Start of RECORDS SHOWN

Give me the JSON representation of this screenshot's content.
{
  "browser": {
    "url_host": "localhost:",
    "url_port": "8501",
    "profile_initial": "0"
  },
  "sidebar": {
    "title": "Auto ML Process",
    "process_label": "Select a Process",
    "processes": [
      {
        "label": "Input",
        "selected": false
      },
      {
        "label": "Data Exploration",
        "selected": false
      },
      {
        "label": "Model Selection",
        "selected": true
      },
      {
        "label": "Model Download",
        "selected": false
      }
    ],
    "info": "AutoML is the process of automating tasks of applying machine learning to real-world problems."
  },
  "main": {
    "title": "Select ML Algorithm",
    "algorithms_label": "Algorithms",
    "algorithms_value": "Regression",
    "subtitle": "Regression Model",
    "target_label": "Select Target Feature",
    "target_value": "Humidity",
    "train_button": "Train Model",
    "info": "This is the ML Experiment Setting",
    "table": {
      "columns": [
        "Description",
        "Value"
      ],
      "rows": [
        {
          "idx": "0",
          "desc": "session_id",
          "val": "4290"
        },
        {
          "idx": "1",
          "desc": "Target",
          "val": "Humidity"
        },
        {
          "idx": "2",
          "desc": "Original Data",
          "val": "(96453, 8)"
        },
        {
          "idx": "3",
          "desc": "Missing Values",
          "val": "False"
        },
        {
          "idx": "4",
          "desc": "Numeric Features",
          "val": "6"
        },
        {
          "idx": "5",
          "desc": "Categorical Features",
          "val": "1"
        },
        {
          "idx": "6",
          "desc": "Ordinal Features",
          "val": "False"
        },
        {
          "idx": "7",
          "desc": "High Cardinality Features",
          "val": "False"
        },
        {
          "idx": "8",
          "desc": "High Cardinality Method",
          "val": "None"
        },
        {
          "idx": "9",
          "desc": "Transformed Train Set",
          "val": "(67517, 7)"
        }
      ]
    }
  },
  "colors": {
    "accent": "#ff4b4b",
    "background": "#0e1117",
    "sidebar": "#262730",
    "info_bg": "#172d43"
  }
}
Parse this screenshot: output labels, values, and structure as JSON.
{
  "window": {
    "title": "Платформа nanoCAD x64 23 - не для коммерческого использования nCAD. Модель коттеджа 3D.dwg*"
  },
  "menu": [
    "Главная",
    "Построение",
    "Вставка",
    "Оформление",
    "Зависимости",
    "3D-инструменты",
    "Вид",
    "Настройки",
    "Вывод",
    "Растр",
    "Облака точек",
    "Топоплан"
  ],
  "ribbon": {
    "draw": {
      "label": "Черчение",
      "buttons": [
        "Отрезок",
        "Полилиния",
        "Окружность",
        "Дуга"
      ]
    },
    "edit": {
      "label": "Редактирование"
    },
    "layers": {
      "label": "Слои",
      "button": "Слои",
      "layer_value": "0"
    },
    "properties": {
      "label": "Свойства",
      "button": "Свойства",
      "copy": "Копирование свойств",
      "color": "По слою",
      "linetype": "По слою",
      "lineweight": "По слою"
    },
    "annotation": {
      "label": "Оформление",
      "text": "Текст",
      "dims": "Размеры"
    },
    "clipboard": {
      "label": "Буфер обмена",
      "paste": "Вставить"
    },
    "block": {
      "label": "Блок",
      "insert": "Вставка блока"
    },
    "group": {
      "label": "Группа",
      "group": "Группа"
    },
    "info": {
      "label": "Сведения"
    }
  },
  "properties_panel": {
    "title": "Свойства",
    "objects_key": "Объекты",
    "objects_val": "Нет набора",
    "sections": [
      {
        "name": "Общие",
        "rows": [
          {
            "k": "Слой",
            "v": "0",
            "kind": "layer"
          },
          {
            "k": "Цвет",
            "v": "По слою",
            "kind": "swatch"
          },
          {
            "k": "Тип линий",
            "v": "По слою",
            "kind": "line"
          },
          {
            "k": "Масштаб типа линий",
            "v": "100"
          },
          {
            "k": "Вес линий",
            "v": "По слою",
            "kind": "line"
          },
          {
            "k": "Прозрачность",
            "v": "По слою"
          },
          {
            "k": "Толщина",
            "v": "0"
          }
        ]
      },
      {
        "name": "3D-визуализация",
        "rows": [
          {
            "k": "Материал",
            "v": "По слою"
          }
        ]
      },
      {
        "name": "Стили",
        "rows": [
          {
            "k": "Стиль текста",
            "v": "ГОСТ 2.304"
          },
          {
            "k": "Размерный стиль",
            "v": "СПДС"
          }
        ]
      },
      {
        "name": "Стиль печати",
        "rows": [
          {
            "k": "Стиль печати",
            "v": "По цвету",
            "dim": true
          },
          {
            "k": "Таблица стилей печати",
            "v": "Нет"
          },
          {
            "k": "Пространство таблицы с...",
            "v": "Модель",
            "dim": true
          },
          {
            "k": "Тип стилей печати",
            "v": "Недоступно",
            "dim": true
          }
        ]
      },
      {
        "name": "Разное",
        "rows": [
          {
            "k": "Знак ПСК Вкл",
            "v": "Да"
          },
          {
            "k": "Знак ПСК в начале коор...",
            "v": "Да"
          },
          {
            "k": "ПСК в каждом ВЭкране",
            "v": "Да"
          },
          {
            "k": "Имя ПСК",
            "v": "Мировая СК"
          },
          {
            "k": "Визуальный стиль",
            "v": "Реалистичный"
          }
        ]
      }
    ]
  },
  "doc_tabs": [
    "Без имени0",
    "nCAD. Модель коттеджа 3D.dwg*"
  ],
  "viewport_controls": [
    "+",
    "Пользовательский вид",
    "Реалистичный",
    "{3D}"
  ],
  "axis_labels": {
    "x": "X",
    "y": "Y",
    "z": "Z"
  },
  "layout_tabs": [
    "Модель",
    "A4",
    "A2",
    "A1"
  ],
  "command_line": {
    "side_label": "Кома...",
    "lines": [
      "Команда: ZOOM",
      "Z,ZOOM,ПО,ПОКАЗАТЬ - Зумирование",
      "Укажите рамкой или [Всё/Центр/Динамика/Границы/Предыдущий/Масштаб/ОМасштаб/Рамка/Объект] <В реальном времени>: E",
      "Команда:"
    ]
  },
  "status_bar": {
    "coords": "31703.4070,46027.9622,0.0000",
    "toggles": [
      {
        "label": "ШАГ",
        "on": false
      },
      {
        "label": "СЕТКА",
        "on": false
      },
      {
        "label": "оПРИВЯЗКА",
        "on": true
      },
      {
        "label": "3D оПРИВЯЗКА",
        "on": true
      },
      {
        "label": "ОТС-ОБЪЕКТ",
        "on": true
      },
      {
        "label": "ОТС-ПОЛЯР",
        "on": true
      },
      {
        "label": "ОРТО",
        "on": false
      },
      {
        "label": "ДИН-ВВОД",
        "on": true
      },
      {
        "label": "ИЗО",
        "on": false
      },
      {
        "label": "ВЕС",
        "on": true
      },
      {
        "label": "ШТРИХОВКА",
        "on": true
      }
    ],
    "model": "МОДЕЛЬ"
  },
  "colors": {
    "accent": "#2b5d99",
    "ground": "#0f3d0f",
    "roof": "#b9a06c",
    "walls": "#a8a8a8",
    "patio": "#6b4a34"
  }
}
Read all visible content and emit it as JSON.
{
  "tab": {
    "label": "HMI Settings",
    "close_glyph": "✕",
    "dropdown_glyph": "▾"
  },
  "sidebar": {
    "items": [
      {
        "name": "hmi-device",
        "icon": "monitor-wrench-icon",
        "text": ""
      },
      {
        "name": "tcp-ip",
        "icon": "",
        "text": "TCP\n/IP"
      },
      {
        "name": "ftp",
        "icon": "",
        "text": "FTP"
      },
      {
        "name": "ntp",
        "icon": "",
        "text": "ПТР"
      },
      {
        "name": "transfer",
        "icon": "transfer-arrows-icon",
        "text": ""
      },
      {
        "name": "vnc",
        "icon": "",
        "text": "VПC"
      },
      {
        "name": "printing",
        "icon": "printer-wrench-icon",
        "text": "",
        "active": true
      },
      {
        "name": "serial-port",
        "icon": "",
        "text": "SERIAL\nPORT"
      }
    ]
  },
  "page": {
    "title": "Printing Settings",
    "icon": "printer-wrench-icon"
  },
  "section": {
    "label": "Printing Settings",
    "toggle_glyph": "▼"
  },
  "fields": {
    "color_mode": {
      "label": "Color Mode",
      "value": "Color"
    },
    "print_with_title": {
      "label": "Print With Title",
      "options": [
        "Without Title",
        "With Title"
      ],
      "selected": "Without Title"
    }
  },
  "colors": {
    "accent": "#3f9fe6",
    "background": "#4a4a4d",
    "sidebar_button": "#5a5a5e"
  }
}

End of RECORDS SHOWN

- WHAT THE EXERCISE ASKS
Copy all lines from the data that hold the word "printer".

- RESPONSE TO THIS EXERCISE
        "icon": "printer-wrench-icon",
    "icon": "printer-wrench-icon"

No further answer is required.